_Problem to work on:_
Lines with the word "title" in them must be copied from the records below.

[Interface dataset entries]
···
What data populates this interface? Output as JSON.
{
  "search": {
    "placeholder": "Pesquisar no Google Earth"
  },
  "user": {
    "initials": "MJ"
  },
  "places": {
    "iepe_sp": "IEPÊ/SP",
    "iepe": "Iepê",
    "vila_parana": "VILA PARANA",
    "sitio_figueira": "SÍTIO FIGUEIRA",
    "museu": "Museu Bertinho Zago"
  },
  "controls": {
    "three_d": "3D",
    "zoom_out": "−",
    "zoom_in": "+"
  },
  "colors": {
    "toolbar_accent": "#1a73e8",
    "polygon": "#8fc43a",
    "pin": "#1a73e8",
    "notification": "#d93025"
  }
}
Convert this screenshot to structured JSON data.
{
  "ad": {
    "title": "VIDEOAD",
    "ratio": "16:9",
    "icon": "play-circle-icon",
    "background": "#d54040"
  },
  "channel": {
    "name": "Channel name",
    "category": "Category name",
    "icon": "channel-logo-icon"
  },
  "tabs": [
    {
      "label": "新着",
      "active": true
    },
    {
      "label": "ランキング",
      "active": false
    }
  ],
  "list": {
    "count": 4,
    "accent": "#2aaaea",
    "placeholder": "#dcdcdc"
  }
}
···
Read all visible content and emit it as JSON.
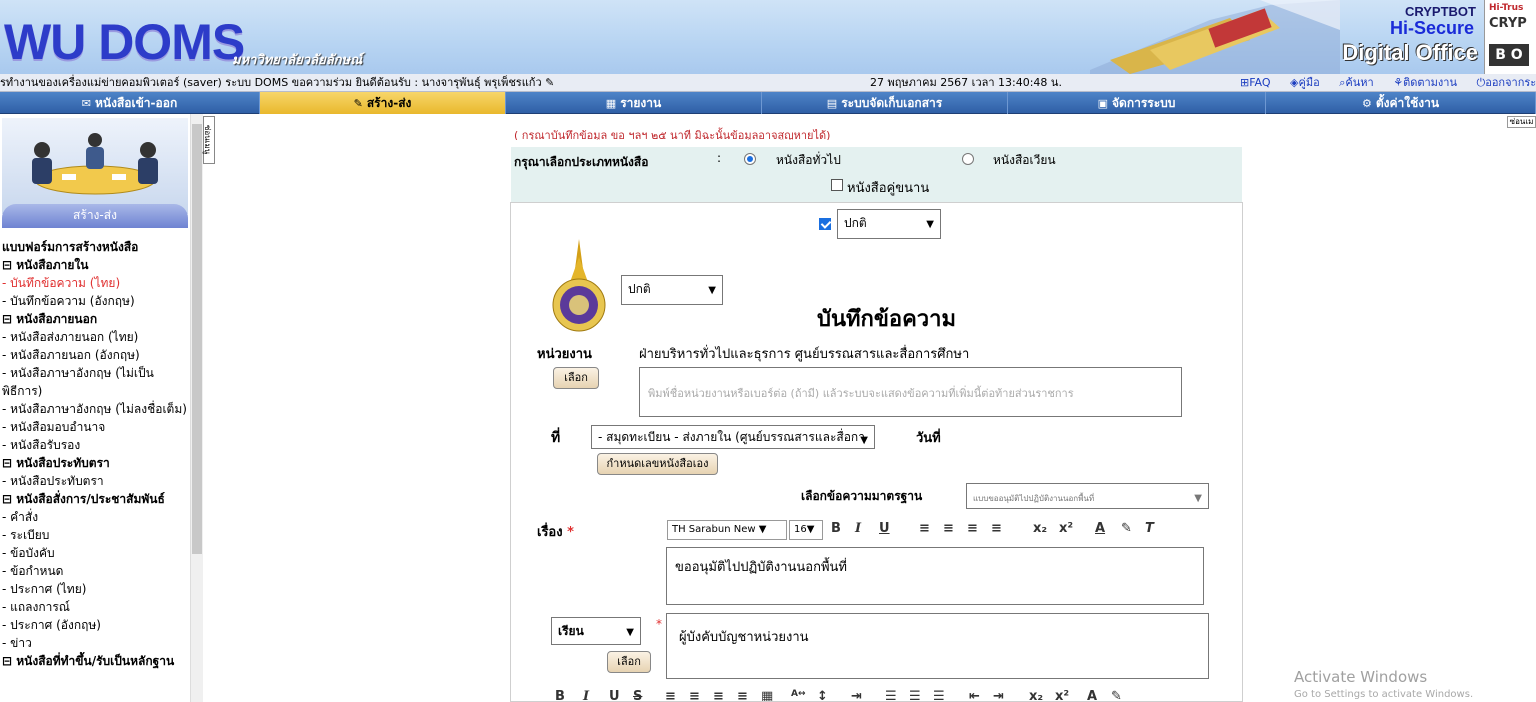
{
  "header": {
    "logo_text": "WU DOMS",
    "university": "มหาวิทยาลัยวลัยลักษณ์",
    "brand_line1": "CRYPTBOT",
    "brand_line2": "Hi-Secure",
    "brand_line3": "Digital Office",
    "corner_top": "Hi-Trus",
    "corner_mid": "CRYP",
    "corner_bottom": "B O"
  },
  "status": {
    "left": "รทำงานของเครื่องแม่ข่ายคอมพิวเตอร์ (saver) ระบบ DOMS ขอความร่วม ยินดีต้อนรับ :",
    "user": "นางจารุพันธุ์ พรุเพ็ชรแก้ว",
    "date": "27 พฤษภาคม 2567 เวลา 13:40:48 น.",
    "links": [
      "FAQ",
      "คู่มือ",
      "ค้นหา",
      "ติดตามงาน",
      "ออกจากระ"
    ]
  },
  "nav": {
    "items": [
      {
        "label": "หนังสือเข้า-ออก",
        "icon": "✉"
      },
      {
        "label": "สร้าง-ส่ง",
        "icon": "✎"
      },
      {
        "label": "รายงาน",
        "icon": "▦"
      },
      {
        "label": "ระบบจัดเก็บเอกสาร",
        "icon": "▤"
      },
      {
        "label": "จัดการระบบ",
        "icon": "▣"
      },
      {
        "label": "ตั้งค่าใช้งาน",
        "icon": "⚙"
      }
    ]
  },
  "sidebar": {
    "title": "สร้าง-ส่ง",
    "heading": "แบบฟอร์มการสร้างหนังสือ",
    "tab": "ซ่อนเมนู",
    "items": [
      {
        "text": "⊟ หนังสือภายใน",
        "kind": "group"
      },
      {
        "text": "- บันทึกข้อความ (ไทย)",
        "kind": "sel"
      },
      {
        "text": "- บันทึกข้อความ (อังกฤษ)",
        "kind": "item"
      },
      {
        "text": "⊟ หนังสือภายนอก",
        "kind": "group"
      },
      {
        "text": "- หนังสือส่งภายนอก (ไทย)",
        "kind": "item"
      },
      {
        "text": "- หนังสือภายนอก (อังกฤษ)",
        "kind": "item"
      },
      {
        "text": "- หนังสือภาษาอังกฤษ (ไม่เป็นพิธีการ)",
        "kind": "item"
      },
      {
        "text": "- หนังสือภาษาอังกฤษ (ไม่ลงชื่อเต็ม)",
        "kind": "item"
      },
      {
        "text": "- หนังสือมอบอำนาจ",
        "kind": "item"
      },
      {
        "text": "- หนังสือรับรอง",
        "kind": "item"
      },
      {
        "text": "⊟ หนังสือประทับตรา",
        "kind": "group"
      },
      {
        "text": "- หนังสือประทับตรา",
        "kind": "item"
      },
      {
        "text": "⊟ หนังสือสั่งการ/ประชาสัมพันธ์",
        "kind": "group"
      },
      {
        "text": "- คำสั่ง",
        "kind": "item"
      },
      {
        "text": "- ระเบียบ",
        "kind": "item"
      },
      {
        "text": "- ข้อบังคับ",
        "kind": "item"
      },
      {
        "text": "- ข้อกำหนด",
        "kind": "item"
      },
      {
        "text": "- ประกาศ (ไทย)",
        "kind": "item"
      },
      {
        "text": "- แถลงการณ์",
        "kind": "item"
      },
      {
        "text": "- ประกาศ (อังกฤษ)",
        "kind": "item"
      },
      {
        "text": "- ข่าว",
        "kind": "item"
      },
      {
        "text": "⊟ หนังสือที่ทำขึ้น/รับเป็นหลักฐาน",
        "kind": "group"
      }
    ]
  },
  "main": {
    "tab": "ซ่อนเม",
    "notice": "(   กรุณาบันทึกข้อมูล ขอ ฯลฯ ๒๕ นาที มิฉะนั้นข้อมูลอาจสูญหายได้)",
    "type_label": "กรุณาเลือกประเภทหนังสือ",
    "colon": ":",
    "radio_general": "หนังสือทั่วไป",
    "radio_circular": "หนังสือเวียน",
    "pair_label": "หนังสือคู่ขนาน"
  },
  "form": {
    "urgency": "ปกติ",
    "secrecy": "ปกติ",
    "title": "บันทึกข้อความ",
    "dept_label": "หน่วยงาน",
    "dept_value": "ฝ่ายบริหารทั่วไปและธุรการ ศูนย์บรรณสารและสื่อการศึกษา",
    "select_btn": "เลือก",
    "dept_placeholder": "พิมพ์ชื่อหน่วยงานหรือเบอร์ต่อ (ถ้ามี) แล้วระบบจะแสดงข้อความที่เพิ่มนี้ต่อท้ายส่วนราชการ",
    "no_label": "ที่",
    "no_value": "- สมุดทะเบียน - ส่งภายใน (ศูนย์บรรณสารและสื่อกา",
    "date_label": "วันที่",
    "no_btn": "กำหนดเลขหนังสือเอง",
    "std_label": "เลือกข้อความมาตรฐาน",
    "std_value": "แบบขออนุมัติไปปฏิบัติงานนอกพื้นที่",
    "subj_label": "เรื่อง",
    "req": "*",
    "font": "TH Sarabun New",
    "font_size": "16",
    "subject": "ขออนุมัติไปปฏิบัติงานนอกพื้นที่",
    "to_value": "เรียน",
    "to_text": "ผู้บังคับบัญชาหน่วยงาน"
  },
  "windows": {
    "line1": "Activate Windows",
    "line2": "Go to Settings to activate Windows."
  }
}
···
_Problem solution:_
    "title": "VIDEOAD",
    "title": "สร้าง-ส่ง",
    "title": "บันทึกข้อความ",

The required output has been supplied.